After a few years in the food truck “game,” Jackson soon wanted to stretch his skills even further. He saw an advertisement on the Food Network for submissions for the contest show The Next Food Network Star. Jackson submitted his application and after a grueling vetting process and even more grueling competition, he was crowned season eleven’s winner in 2015. Since that time, Jackson has gone on to host his first show, BBQ Blitz, as well as serve as host for the past three years of the Christmas Cookie Challenge (currently airing on Food Network).
“The Christmas Cookie Challenge has been a lot of fun to be a part of,” Jackson said. “This is our third season and it’s centered around cookie makers from around the country. I have to be honest and say that, before I started the show, I had no idea how many of these cookie makers there were. These people are extremely talented and extremely skilled in baking and decorating their cookies. The chocolate chip and oatmeal that we grew up with, naw, these people put those to shame. I love having this role with Food Network and I hope to one day be one of their top talents like a Bobby Flay or a Guy Fieri. Whether it’s hosting or having a cooking show, I want to be one of the mainstays on Food Network for years to come.”
Now fully entrenched as one of the Food Network’s go-to on-air talents, Jackson has embraced his life as chef and television personality. While his days on the gridiron may be in the past, they are never forgotten. He will always remember the lessons that the game taught him, and he will continue to apply them in his new career.
“I know I’ve mentioned this before, but the one thing football taught me above everything else that has helped me in this new career is being prepared,” Jackson said. “In everything I do, whether it is my beer garden or my hosting job or what have you, I have to be prepared to be successful.”

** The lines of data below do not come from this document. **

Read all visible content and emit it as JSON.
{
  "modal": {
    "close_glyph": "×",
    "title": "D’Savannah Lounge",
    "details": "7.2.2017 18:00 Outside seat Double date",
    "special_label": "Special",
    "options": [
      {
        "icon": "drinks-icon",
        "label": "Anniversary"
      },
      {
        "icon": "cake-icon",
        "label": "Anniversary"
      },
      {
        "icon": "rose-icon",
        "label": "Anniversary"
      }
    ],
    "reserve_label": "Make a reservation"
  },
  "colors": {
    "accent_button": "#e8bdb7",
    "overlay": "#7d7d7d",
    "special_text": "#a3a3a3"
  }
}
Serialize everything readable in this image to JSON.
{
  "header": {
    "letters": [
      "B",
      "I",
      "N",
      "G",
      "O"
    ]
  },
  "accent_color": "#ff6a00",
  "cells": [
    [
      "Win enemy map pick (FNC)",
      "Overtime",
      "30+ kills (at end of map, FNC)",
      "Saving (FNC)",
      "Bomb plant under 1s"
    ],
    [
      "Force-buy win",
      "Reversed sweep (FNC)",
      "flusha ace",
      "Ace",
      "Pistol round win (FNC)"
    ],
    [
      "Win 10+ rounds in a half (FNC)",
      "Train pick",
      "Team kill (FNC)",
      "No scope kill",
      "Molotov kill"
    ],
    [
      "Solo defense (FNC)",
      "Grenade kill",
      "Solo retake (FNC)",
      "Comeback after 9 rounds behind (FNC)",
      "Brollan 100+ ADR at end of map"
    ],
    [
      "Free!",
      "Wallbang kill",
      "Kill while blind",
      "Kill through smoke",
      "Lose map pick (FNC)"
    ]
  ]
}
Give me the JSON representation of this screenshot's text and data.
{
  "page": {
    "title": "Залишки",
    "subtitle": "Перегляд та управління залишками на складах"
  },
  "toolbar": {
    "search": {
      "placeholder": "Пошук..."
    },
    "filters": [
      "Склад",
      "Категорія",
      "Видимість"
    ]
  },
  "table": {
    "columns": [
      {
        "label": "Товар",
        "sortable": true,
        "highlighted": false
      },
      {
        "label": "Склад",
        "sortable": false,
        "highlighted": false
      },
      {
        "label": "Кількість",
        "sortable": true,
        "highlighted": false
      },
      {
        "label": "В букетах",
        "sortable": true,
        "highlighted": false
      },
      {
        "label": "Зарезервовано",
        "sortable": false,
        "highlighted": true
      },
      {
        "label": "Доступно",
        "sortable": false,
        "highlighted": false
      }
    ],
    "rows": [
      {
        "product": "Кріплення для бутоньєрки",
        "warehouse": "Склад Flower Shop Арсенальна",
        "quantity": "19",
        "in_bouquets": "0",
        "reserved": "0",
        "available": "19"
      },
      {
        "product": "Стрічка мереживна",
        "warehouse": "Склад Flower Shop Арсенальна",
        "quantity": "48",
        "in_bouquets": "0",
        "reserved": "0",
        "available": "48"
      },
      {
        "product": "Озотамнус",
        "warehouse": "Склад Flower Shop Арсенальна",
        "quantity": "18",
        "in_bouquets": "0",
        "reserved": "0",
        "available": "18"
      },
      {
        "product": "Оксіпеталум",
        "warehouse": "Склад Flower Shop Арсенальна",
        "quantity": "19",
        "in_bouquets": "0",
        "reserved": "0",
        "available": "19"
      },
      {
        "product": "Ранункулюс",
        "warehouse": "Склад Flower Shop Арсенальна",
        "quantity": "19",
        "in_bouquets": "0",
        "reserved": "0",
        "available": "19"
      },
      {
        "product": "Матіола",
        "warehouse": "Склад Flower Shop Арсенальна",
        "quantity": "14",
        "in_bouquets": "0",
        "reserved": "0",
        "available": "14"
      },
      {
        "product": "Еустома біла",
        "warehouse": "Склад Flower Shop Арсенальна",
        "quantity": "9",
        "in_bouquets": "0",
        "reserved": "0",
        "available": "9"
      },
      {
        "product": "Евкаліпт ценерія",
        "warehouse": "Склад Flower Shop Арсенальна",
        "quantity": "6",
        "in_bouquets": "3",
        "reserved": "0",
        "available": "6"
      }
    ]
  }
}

Photos are courtesy of the University of Arkansas and Food Network, respectively.